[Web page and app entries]
== Segment start ==
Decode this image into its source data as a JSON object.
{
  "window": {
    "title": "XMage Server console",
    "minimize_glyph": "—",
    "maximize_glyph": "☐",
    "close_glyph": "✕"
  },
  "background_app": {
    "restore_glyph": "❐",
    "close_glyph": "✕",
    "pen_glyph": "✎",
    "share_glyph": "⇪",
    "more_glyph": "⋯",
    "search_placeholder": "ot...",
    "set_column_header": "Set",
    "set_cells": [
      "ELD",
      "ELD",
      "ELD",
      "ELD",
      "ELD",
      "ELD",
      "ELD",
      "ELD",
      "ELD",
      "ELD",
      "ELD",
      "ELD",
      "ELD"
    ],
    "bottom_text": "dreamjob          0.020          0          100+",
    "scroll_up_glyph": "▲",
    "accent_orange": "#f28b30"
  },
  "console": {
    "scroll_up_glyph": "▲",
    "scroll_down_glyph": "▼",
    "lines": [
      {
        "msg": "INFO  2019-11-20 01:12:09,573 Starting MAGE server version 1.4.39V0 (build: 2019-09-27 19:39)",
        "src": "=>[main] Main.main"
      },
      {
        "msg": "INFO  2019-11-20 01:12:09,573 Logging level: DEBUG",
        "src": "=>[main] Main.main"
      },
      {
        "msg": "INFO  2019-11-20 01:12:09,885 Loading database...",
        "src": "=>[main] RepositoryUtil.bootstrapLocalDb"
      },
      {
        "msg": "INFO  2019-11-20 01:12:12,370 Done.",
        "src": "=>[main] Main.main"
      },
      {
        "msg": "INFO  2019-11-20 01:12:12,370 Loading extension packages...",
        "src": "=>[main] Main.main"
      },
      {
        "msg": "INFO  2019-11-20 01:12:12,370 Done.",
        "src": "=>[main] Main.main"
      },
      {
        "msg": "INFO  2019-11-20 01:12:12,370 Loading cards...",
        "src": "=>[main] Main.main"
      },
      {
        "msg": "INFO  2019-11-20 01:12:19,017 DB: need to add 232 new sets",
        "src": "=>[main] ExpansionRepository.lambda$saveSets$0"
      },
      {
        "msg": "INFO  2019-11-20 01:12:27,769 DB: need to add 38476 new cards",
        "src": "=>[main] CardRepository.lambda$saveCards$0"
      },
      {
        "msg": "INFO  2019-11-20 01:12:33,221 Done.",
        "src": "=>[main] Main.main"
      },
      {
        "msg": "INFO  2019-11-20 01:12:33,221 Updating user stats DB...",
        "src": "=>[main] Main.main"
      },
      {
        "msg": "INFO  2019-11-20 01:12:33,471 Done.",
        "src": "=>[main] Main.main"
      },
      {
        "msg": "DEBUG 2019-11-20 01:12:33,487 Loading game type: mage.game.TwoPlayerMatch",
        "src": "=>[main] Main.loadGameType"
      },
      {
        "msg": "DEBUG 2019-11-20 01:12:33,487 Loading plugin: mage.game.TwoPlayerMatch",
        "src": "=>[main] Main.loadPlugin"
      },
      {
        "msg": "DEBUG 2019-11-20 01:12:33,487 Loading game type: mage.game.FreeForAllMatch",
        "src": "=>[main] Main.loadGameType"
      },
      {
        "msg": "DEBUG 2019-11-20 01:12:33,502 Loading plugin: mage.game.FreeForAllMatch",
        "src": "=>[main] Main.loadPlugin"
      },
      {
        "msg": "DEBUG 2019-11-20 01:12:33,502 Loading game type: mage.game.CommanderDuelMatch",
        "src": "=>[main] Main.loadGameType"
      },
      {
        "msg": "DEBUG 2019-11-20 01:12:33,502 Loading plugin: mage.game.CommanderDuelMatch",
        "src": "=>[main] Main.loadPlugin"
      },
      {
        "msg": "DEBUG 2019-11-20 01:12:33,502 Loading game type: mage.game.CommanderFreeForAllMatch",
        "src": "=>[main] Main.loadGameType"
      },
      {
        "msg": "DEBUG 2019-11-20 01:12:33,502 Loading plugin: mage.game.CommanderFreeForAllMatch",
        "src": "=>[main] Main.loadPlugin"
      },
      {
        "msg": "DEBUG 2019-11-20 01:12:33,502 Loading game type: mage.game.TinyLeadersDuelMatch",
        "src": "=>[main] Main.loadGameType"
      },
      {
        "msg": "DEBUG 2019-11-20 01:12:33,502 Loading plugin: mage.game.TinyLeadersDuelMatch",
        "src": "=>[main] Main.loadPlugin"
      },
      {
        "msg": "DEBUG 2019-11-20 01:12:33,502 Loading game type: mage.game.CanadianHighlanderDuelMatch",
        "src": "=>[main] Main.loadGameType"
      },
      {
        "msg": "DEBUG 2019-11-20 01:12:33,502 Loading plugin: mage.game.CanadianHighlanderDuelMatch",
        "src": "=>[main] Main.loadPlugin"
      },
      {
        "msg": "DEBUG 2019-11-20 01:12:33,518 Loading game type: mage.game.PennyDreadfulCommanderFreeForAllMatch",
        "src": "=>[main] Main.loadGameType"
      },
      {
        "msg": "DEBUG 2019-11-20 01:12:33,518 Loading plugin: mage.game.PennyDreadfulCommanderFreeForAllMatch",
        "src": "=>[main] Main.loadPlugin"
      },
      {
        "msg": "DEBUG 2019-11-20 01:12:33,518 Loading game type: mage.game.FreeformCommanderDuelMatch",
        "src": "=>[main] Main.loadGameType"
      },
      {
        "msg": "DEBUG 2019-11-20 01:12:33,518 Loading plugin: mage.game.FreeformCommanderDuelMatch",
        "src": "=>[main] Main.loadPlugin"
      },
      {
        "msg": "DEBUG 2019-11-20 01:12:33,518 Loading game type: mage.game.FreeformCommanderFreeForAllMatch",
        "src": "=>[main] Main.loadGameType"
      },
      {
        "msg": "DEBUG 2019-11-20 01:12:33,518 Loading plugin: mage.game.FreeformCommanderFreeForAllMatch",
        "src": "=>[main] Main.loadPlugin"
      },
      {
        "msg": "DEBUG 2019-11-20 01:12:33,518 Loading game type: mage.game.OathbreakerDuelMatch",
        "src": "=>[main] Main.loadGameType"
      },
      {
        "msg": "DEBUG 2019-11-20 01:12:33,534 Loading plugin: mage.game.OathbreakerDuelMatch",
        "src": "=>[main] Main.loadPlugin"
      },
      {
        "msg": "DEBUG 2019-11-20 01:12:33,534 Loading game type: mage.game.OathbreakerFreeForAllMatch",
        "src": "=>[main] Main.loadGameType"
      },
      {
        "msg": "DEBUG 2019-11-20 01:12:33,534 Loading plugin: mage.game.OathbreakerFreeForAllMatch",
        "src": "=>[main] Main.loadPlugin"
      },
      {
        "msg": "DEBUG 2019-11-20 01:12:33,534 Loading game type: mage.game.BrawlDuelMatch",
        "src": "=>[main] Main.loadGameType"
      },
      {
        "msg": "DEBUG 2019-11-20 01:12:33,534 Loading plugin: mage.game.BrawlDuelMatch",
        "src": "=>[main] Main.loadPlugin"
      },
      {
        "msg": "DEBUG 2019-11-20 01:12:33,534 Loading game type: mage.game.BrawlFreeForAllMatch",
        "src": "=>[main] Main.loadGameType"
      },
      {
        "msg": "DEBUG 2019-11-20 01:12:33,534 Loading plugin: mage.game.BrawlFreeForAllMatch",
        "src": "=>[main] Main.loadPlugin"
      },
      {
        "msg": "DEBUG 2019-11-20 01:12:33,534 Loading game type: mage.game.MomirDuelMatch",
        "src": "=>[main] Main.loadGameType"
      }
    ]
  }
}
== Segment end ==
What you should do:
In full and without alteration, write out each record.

Answer to the problem:
Decode this image into its source data as a JSON object.
{
  "window": {
    "title": "XMage Server console",
    "minimize_glyph": "—",
    "maximize_glyph": "☐",
    "close_glyph": "✕"
  },
  "background_app": {
    "restore_glyph": "❐",
    "close_glyph": "✕",
    "pen_glyph": "✎",
    "share_glyph": "⇪",
    "more_glyph": "⋯",
    "search_placeholder": "ot...",
    "set_column_header": "Set",
    "set_cells": [
      "ELD",
      "ELD",
      "ELD",
      "ELD",
      "ELD",
      "ELD",
      "ELD",
      "ELD",
      "ELD",
      "ELD",
      "ELD",
      "ELD",
      "ELD"
    ],
    "bottom_text": "dreamjob          0.020          0          100+",
    "scroll_up_glyph": "▲",
    "accent_orange": "#f28b30"
  },
  "console": {
    "scroll_up_glyph": "▲",
    "scroll_down_glyph": "▼",
    "lines": [
      {
        "msg": "INFO  2019-11-20 01:12:09,573 Starting MAGE server version 1.4.39V0 (build: 2019-09-27 19:39)",
        "src": "=>[main] Main.main"
      },
      {
        "msg": "INFO  2019-11-20 01:12:09,573 Logging level: DEBUG",
        "src": "=>[main] Main.main"
      },
      {
        "msg": "INFO  2019-11-20 01:12:09,885 Loading database...",
        "src": "=>[main] RepositoryUtil.bootstrapLocalDb"
      },
      {
        "msg": "INFO  2019-11-20 01:12:12,370 Done.",
        "src": "=>[main] Main.main"
      },
      {
        "msg": "INFO  2019-11-20 01:12:12,370 Loading extension packages...",
        "src": "=>[main] Main.main"
      },
      {
        "msg": "INFO  2019-11-20 01:12:12,370 Done.",
        "src": "=>[main] Main.main"
      },
      {
        "msg": "INFO  2019-11-20 01:12:12,370 Loading cards...",
        "src": "=>[main] Main.main"
      },
      {
        "msg": "INFO  2019-11-20 01:12:19,017 DB: need to add 232 new sets",
        "src": "=>[main] ExpansionRepository.lambda$saveSets$0"
      },
      {
        "msg": "INFO  2019-11-20 01:12:27,769 DB: need to add 38476 new cards",
        "src": "=>[main] CardRepository.lambda$saveCards$0"
      },
      {
        "msg": "INFO  2019-11-20 01:12:33,221 Done.",
        "src": "=>[main] Main.main"
      },
      {
        "msg": "INFO  2019-11-20 01:12:33,221 Updating user stats DB...",
        "src": "=>[main] Main.main"
      },
      {
        "msg": "INFO  2019-11-20 01:12:33,471 Done.",
        "src": "=>[main] Main.main"
      },
      {
        "msg": "DEBUG 2019-11-20 01:12:33,487 Loading game type: mage.game.TwoPlayerMatch",
        "src": "=>[main] Main.loadGameType"
      },
      {
        "msg": "DEBUG 2019-11-20 01:12:33,487 Loading plugin: mage.game.TwoPlayerMatch",
        "src": "=>[main] Main.loadPlugin"
      },
      {
        "msg": "DEBUG 2019-11-20 01:12:33,487 Loading game type: mage.game.FreeForAllMatch",
        "src": "=>[main] Main.loadGameType"
      },
      {
        "msg": "DEBUG 2019-11-20 01:12:33,502 Loading plugin: mage.game.FreeForAllMatch",
        "src": "=>[main] Main.loadPlugin"
      },
      {
        "msg": "DEBUG 2019-11-20 01:12:33,502 Loading game type: mage.game.CommanderDuelMatch",
        "src": "=>[main] Main.loadGameType"
      },
      {
        "msg": "DEBUG 2019-11-20 01:12:33,502 Loading plugin: mage.game.CommanderDuelMatch",
        "src": "=>[main] Main.loadPlugin"
      },
      {
        "msg": "DEBUG 2019-11-20 01:12:33,502 Loading game type: mage.game.CommanderFreeForAllMatch",
        "src": "=>[main] Main.loadGameType"
      },
      {
        "msg": "DEBUG 2019-11-20 01:12:33,502 Loading plugin: mage.game.CommanderFreeForAllMatch",
        "src": "=>[main] Main.loadPlugin"
      },
      {
        "msg": "DEBUG 2019-11-20 01:12:33,502 Loading game type: mage.game.TinyLeadersDuelMatch",
        "src": "=>[main] Main.loadGameType"
      },
      {
        "msg": "DEBUG 2019-11-20 01:12:33,502 Loading plugin: mage.game.TinyLeadersDuelMatch",
        "src": "=>[main] Main.loadPlugin"
      },
      {
        "msg": "DEBUG 2019-11-20 01:12:33,502 Loading game type: mage.game.CanadianHighlanderDuelMatch",
        "src": "=>[main] Main.loadGameType"
      },
      {
        "msg": "DEBUG 2019-11-20 01:12:33,502 Loading plugin: mage.game.CanadianHighlanderDuelMatch",
        "src": "=>[main] Main.loadPlugin"
      },
      {
        "msg": "DEBUG 2019-11-20 01:12:33,518 Loading game type: mage.game.PennyDreadfulCommanderFreeForAllMatch",
        "src": "=>[main] Main.loadGameType"
      },
      {
        "msg": "DEBUG 2019-11-20 01:12:33,518 Loading plugin: mage.game.PennyDreadfulCommanderFreeForAllMatch",
        "src": "=>[main] Main.loadPlugin"
      },
      {
        "msg": "DEBUG 2019-11-20 01:12:33,518 Loading game type: mage.game.FreeformCommanderDuelMatch",
        "src": "=>[main] Main.loadGameType"
      },
      {
        "msg": "DEBUG 2019-11-20 01:12:33,518 Loading plugin: mage.game.FreeformCommanderDuelMatch",
        "src": "=>[main] Main.loadPlugin"
      },
      {
        "msg": "DEBUG 2019-11-20 01:12:33,518 Loading game type: mage.game.FreeformCommanderFreeForAllMatch",
        "src": "=>[main] Main.loadGameType"
      },
      {
        "msg": "DEBUG 2019-11-20 01:12:33,518 Loading plugin: mage.game.FreeformCommanderFreeForAllMatch",
        "src": "=>[main] Main.loadPlugin"
      },
      {
        "msg": "DEBUG 2019-11-20 01:12:33,518 Loading game type: mage.game.OathbreakerDuelMatch",
        "src": "=>[main] Main.loadGameType"
      },
      {
        "msg": "DEBUG 2019-11-20 01:12:33,534 Loading plugin: mage.game.OathbreakerDuelMatch",
        "src": "=>[main] Main.loadPlugin"
      },
      {
        "msg": "DEBUG 2019-11-20 01:12:33,534 Loading game type: mage.game.OathbreakerFreeForAllMatch",
        "src": "=>[main] Main.loadGameType"
      },
      {
        "msg": "DEBUG 2019-11-20 01:12:33,534 Loading plugin: mage.game.OathbreakerFreeForAllMatch",
        "src": "=>[main] Main.loadPlugin"
      },
      {
        "msg": "DEBUG 2019-11-20 01:12:33,534 Loading game type: mage.game.BrawlDuelMatch",
        "src": "=>[main] Main.loadGameType"
      },
      {
        "msg": "DEBUG 2019-11-20 01:12:33,534 Loading plugin: mage.game.BrawlDuelMatch",
        "src": "=>[main] Main.loadPlugin"
      },
      {
        "msg": "DEBUG 2019-11-20 01:12:33,534 Loading game type: mage.game.BrawlFreeForAllMatch",
        "src": "=>[main] Main.loadGameType"
      },
      {
        "msg": "DEBUG 2019-11-20 01:12:33,534 Loading plugin: mage.game.BrawlFreeForAllMatch",
        "src": "=>[main] Main.loadPlugin"
      },
      {
        "msg": "DEBUG 2019-11-20 01:12:33,534 Loading game type: mage.game.MomirDuelMatch",
        "src": "=>[main] Main.loadGameType"
      }
    ]
  }
}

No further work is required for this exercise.